Task instructions
Say how many lines of the data below have the word "triangle" in them. Add nothing else.

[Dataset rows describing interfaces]
»»

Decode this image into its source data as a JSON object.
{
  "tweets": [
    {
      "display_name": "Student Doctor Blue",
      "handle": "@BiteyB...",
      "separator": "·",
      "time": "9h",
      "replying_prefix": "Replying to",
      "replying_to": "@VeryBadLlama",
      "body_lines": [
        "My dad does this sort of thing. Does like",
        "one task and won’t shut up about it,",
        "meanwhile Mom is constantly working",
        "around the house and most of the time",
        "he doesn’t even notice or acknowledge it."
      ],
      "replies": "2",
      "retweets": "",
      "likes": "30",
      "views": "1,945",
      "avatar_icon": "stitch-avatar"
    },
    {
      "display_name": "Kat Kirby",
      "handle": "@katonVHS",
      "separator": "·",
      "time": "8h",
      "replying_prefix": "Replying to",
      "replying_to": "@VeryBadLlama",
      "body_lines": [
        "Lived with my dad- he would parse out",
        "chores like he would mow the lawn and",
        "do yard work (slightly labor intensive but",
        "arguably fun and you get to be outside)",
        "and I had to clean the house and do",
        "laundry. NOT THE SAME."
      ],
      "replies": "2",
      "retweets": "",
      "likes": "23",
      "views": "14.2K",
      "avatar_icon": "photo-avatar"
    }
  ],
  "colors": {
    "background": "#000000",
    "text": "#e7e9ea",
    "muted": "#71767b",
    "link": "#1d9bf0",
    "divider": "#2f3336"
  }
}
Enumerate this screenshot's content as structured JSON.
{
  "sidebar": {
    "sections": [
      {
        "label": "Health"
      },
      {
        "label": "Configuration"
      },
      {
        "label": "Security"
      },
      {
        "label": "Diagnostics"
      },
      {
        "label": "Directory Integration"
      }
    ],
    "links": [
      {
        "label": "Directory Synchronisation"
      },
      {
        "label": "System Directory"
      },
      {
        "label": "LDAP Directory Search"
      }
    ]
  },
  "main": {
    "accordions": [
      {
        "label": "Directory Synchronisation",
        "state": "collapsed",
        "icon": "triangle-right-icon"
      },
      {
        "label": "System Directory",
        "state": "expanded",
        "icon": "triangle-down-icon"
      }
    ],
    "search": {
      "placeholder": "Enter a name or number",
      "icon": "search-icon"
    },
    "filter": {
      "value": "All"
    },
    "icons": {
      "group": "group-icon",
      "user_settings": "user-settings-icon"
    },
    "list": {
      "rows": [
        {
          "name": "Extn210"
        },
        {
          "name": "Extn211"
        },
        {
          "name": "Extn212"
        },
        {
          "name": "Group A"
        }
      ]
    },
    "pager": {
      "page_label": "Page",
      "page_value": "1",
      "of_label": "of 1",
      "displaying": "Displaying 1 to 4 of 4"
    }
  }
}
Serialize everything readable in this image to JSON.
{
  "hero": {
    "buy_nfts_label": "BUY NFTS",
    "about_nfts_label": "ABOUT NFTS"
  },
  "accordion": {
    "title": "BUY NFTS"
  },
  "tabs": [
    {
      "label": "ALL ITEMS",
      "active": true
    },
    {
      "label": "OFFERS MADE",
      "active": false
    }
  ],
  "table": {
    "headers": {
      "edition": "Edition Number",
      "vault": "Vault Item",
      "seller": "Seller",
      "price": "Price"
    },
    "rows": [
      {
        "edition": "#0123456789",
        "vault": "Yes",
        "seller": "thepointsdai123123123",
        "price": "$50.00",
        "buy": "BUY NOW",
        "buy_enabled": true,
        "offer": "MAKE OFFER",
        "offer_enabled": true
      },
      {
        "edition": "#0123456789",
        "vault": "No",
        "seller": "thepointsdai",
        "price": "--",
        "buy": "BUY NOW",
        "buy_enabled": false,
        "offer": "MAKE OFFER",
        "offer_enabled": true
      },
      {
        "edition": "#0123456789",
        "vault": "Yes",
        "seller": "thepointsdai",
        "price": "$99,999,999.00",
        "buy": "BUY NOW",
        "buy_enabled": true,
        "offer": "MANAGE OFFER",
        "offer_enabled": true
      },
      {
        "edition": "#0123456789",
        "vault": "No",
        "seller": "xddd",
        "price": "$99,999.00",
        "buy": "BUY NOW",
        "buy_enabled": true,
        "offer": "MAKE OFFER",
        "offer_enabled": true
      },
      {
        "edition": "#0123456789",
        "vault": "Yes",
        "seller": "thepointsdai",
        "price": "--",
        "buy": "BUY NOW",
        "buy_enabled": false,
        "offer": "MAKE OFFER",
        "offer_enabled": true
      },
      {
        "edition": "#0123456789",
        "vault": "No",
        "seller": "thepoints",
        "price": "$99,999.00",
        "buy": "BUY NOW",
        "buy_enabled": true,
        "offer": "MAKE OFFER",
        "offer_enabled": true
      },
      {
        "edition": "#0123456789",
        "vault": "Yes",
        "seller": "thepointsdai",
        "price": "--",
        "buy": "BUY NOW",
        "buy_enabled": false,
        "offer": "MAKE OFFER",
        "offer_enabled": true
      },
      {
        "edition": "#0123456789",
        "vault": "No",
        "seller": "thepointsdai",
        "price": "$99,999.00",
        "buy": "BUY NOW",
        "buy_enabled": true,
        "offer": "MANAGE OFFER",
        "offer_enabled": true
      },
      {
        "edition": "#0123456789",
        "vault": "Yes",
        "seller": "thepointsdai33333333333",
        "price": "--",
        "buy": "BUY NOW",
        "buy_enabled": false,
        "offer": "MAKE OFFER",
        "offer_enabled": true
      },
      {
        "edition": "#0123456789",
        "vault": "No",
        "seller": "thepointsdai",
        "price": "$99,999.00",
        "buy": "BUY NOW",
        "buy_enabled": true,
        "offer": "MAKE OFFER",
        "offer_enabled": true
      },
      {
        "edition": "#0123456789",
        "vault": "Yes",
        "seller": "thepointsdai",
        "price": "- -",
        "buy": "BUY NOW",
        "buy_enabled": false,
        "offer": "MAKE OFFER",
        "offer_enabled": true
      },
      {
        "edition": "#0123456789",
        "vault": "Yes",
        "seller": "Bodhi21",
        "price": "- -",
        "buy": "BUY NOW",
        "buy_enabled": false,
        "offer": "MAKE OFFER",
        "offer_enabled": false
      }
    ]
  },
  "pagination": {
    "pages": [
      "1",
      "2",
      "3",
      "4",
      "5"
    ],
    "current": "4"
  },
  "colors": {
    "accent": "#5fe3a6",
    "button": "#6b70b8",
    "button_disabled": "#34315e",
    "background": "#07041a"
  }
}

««

Reply
2